What to produce |
What is the count of lines in the data that hold the string "icon"? State the number alone.

Material provided |
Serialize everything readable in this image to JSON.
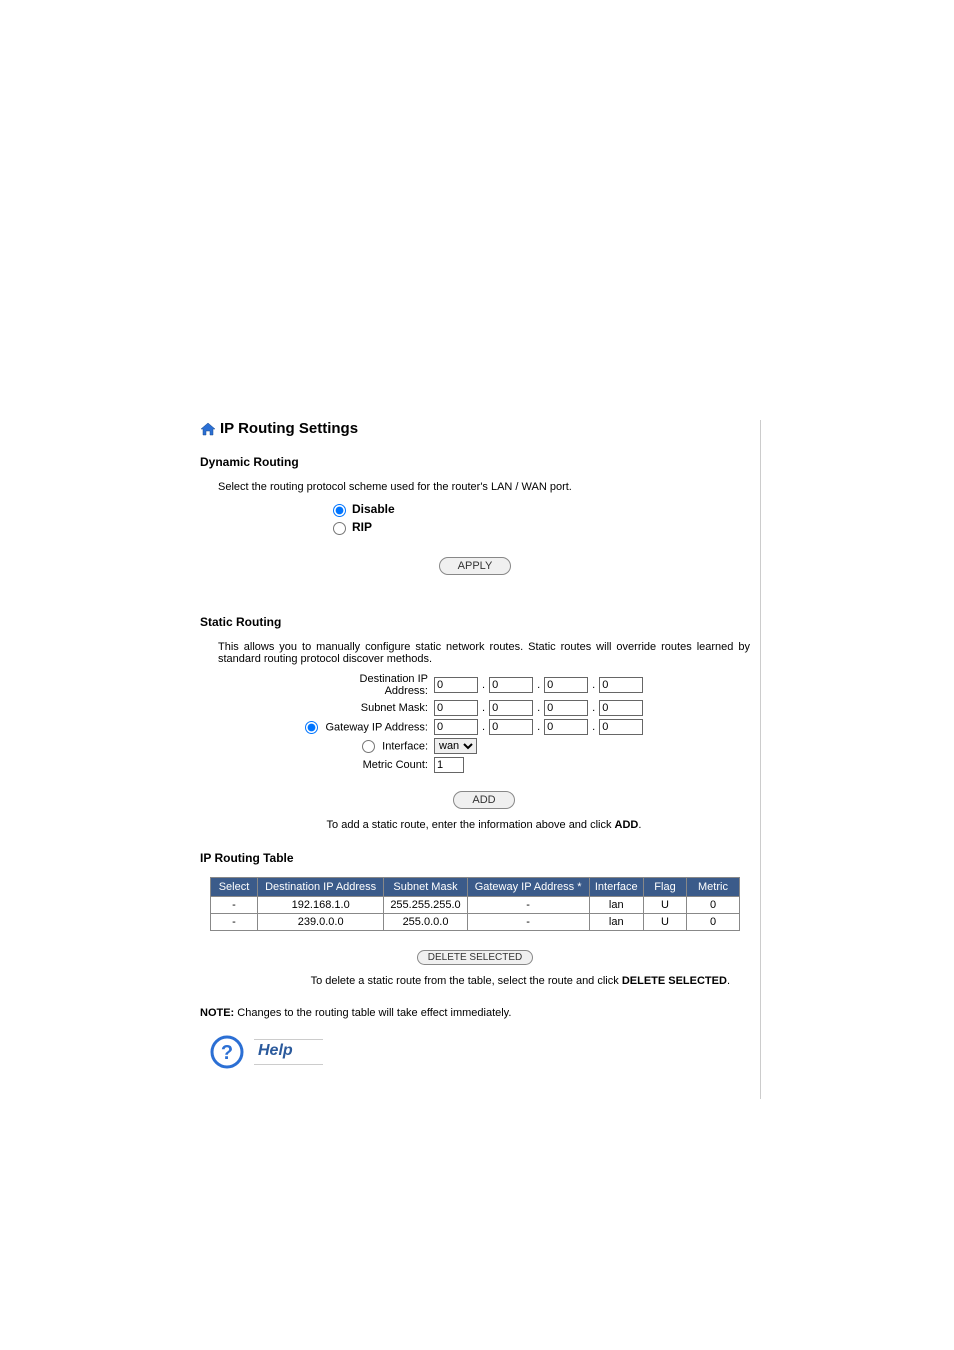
{
  "title": "IP Routing Settings",
  "dynamic": {
    "heading": "Dynamic Routing",
    "desc": "Select the routing protocol scheme used for the router's LAN / WAN port.",
    "opt_disable": "Disable",
    "opt_rip": "RIP",
    "apply_label": "APPLY"
  },
  "static": {
    "heading": "Static Routing",
    "desc": "This allows you to manually configure static network routes. Static routes will override routes learned by standard routing protocol discover methods.",
    "dest_label": "Destination IP Address:",
    "subnet_label": "Subnet Mask:",
    "gateway_label": "Gateway IP Address:",
    "iface_label": "Interface:",
    "metric_label": "Metric Count:",
    "dest": [
      "0",
      "0",
      "0",
      "0"
    ],
    "subnet": [
      "0",
      "0",
      "0",
      "0"
    ],
    "gateway": [
      "0",
      "0",
      "0",
      "0"
    ],
    "iface_selected": "wan",
    "metric": "1",
    "add_label": "ADD",
    "add_instr_pre": "To add a static route, enter the information above and click ",
    "add_instr_bold": "ADD"
  },
  "table": {
    "heading": "IP Routing Table",
    "cols": {
      "select": "Select",
      "dest": "Destination IP Address",
      "subnet": "Subnet Mask",
      "gateway": "Gateway IP Address *",
      "iface": "Interface",
      "flag": "Flag",
      "metric": "Metric"
    },
    "rows": [
      {
        "select": "-",
        "dest": "192.168.1.0",
        "subnet": "255.255.255.0",
        "gateway": "-",
        "iface": "lan",
        "flag": "U",
        "metric": "0"
      },
      {
        "select": "-",
        "dest": "239.0.0.0",
        "subnet": "255.0.0.0",
        "gateway": "-",
        "iface": "lan",
        "flag": "U",
        "metric": "0"
      }
    ],
    "delete_label": "DELETE SELECTED",
    "delete_instr_pre": "To delete a static route from the table, select the route and click ",
    "delete_instr_bold": "DELETE SELECTED"
  },
  "note_bold": "NOTE:",
  "note_text": " Changes to the routing table will take effect immediately.",
  "help": "Help"
}
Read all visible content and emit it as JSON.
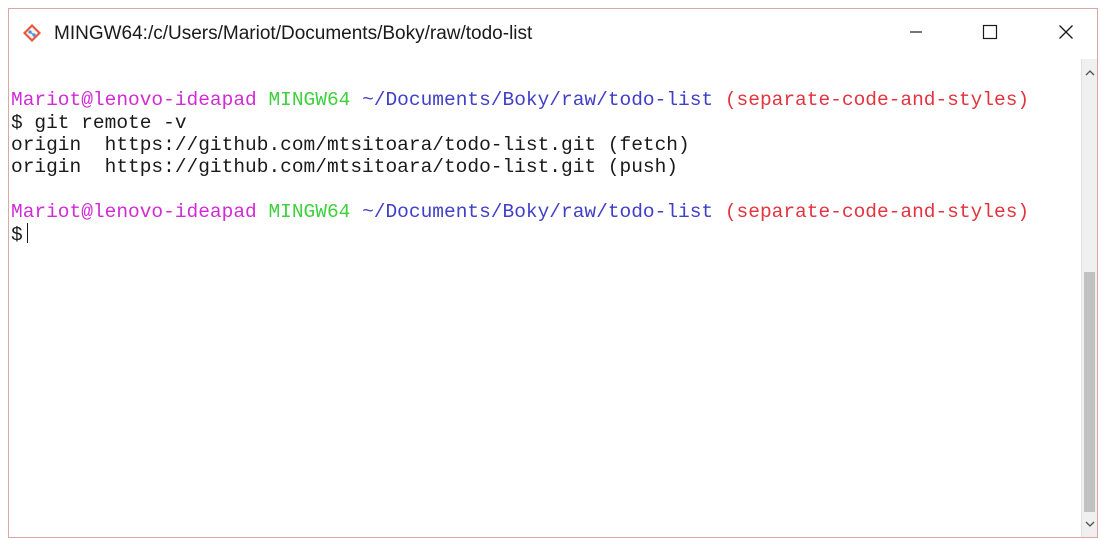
{
  "window": {
    "title": "MINGW64:/c/Users/Mariot/Documents/Boky/raw/todo-list",
    "icon": "git-bash-icon",
    "controls": {
      "minimize": "minimize-icon",
      "maximize": "maximize-icon",
      "close": "close-icon"
    }
  },
  "terminal": {
    "prompt1": {
      "user": "Mariot@lenovo-ideapad",
      "host": "MINGW64",
      "path": "~/Documents/Boky/raw/todo-list",
      "branch": "(separate-code-and-styles)"
    },
    "command": "$ git remote -v",
    "output": [
      "origin  https://github.com/mtsitoara/todo-list.git (fetch)",
      "origin  https://github.com/mtsitoara/todo-list.git (push)"
    ],
    "prompt2": {
      "user": "Mariot@lenovo-ideapad",
      "host": "MINGW64",
      "path": "~/Documents/Boky/raw/todo-list",
      "branch": "(separate-code-and-styles)"
    },
    "input_prompt": "$"
  },
  "colors": {
    "user": "#d12bd6",
    "host": "#3ed13e",
    "path": "#3f3fc9",
    "branch": "#e2333e",
    "text": "#1a1a1a",
    "window_border": "#d9a8a0"
  }
}
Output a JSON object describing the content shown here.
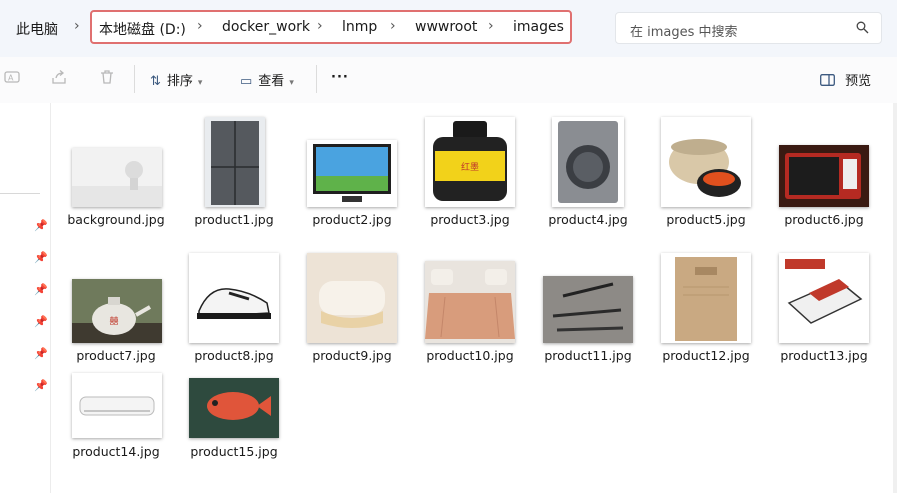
{
  "breadcrumb": {
    "root": "此电脑",
    "items": [
      "本地磁盘 (D:)",
      "docker_work",
      "lnmp",
      "wwwroot",
      "images"
    ],
    "separator": "›"
  },
  "search": {
    "placeholder": "在 images 中搜索"
  },
  "toolbar": {
    "sort_label": "排序",
    "view_label": "查看",
    "more_label": "···",
    "preview_label": "预览"
  },
  "files": [
    {
      "name": "background.jpg",
      "thumb": "background"
    },
    {
      "name": "product1.jpg",
      "thumb": "fridge"
    },
    {
      "name": "product2.jpg",
      "thumb": "tv"
    },
    {
      "name": "product3.jpg",
      "thumb": "ink-bottle"
    },
    {
      "name": "product4.jpg",
      "thumb": "washer"
    },
    {
      "name": "product5.jpg",
      "thumb": "rice-cooker"
    },
    {
      "name": "product6.jpg",
      "thumb": "microwave"
    },
    {
      "name": "product7.jpg",
      "thumb": "teapot"
    },
    {
      "name": "product8.jpg",
      "thumb": "sneaker"
    },
    {
      "name": "product9.jpg",
      "thumb": "pillow"
    },
    {
      "name": "product10.jpg",
      "thumb": "bed"
    },
    {
      "name": "product11.jpg",
      "thumb": "pens"
    },
    {
      "name": "product12.jpg",
      "thumb": "notebook"
    },
    {
      "name": "product13.jpg",
      "thumb": "eraser"
    },
    {
      "name": "product14.jpg",
      "thumb": "air-conditioner"
    },
    {
      "name": "product15.jpg",
      "thumb": "fish"
    }
  ],
  "colors": {
    "highlight_border": "#e07070",
    "address_bg": "#f3f6fb",
    "accent": "#3d5a80"
  }
}
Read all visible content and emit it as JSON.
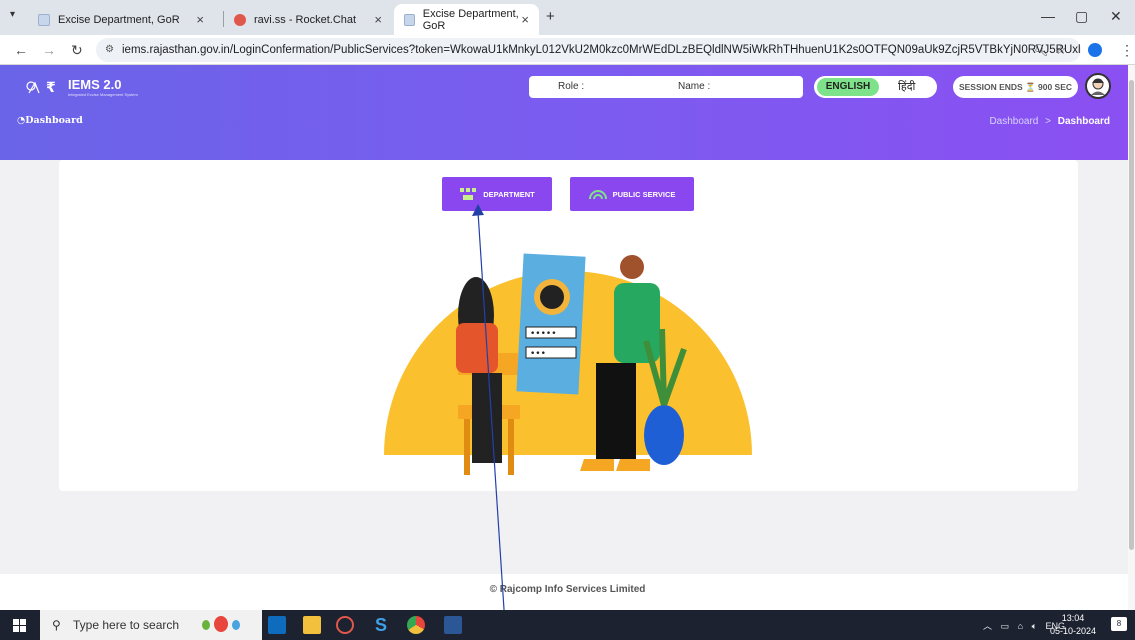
{
  "browser": {
    "tabs": [
      {
        "label": "Excise Department, GoR",
        "active": false
      },
      {
        "label": "ravi.ss - Rocket.Chat",
        "active": false
      },
      {
        "label": "Excise Department, GoR",
        "active": true
      }
    ],
    "url": "iems.rajasthan.gov.in/LoginConfermation/PublicServices?token=WkowaU1kMnkyL012VkU2M0kzc0MrWEdDLzBEQldlNW5iWkRhTHhuenU1K2s0OTFQN09aUk9ZcjR5VTBkYjN0RVJ5RUxlZnFvL3U0Vz..."
  },
  "header": {
    "logo_text": "IEMS 2.0",
    "logo_subtitle": "Integrated Excise Management System",
    "role_label": "Role :",
    "name_label": "Name :",
    "lang_english": "ENGLISH",
    "lang_hindi": "हिंदी",
    "session_label": "SESSION ENDS ⏳ 900 SEC",
    "page_label": "Dashboard",
    "breadcrumb_parent": "Dashboard",
    "breadcrumb_sep": ">",
    "breadcrumb_current": "Dashboard"
  },
  "main": {
    "department_button": "DEPARTMENT",
    "public_service_button": "PUBLIC SERVICE"
  },
  "footer": {
    "copyright": "© Rajcomp Info Services Limited"
  },
  "taskbar": {
    "search_placeholder": "Type here to search",
    "lang": "ENG",
    "time": "13:04",
    "date": "05-10-2024",
    "notification_count": "8"
  },
  "colors": {
    "header_gradient_start": "#6a64e8",
    "header_gradient_end": "#8b4ff2",
    "button": "#8a47ef",
    "english_active": "#7ee28a"
  }
}
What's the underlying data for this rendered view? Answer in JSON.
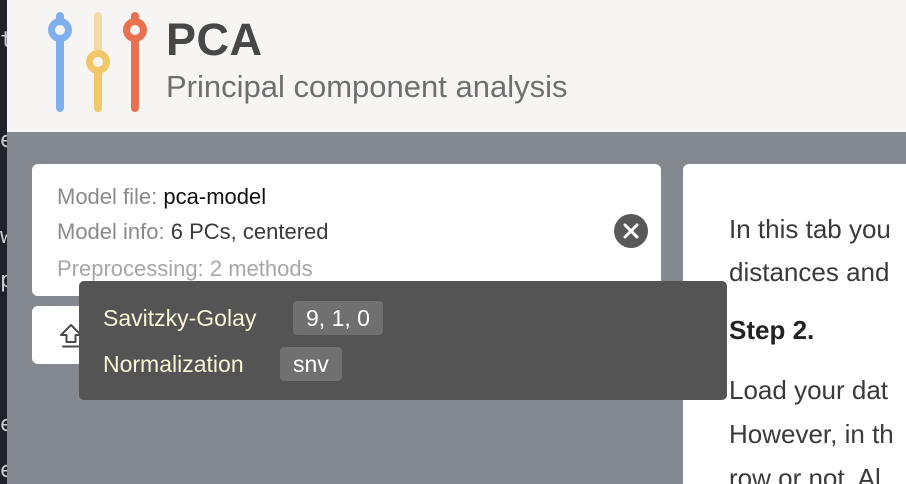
{
  "app": {
    "title": "PCA",
    "subtitle": "Principal component analysis"
  },
  "colors": {
    "background": "#84898f",
    "header": "#f6f5f4",
    "logo_blue": "#7fb0ee",
    "logo_yellow": "#f2c76a",
    "logo_red": "#e8714f",
    "tooltip_bg": "#545454",
    "tooltip_text": "#f9f5d8"
  },
  "model_card": {
    "file_label": "Model file:",
    "file_value": "pca-model",
    "info_label": "Model info:",
    "info_value": "6 PCs, centered",
    "preproc_label": "Preprocessing:",
    "preproc_value": "2 methods",
    "clear_icon": "close-icon"
  },
  "upload_button": {
    "icon": "upload-icon"
  },
  "help": {
    "line1": "In this tab you",
    "line2": "distances and",
    "step_heading": "Step 2.",
    "line3": "Load your dat",
    "line4": "However, in th",
    "line5": "row or not. Al"
  },
  "tooltip": {
    "items": [
      {
        "name": "Savitzky-Golay",
        "value": "9, 1, 0"
      },
      {
        "name": "Normalization",
        "value": "snv"
      }
    ]
  },
  "left_strip": {
    "glyphs": [
      "t",
      "e",
      "w",
      "p",
      "e",
      "e"
    ]
  }
}
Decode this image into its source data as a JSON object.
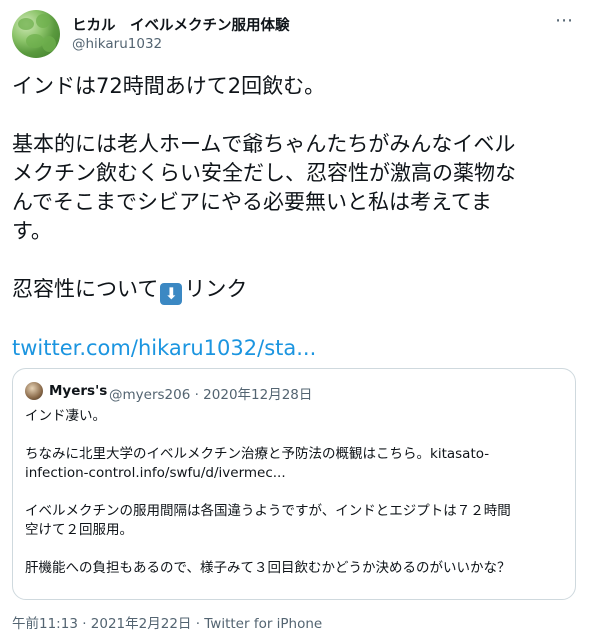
{
  "tweet": {
    "author_name": "ヒカル　イベルメクチン服用体験",
    "author_handle": "@hikaru1032",
    "more_icon": "more-dots-icon",
    "line1": "インドは72時間あけて2回飲む。",
    "para2_line1": "基本的には老人ホームで爺ちゃんたちがみんなイベル",
    "para2_line2": "メクチン飲むくらい安全だし、忍容性が激高の薬物な",
    "para2_line3": "んでそこまでシビアにやる必要無いと私は考えてま",
    "para2_line4": "す。",
    "para3_prefix": "忍容性について",
    "para3_emoji": "⬇",
    "para3_suffix": "リンク",
    "link_text": "twitter.com/hikaru1032/sta...",
    "timestamp": "午前11:13 · 2021年2月22日 · Twitter for iPhone"
  },
  "quoted": {
    "author_name": "Myers's",
    "author_handle": "@myers206 · 2020年12月28日",
    "line1": "インド凄い。",
    "line2": "ちなみに北里大学のイベルメクチン治療と予防法の概観はこちら。kitasato-",
    "line3": "infection-control.info/swfu/d/ivermec...",
    "line4": "イベルメクチンの服用間隔は各国違うようですが、インドとエジプトは７２時間",
    "line5": "空けて２回服用。",
    "line6": "肝機能への負担もあるので、様子みて３回目飲むかどうか決めるのがいいかな？"
  },
  "colors": {
    "text": "#0f1419",
    "secondary": "#536471",
    "link": "#1b95e0",
    "border": "#cfd9de"
  }
}
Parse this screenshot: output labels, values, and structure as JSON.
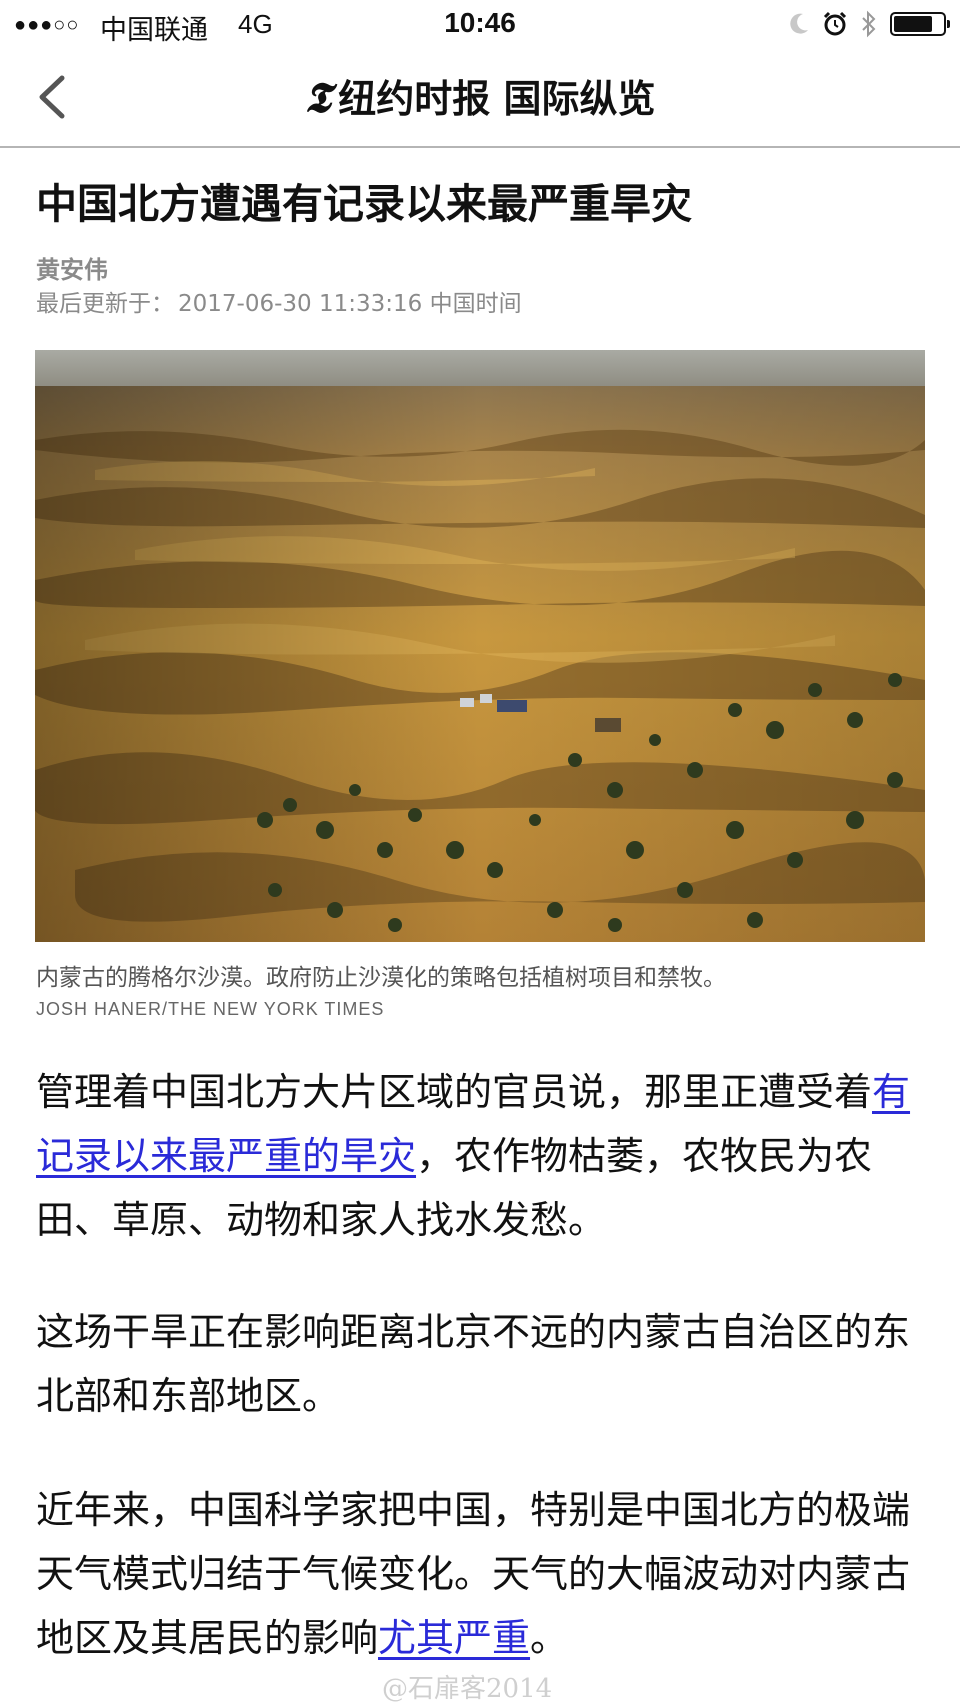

Worked solution |
7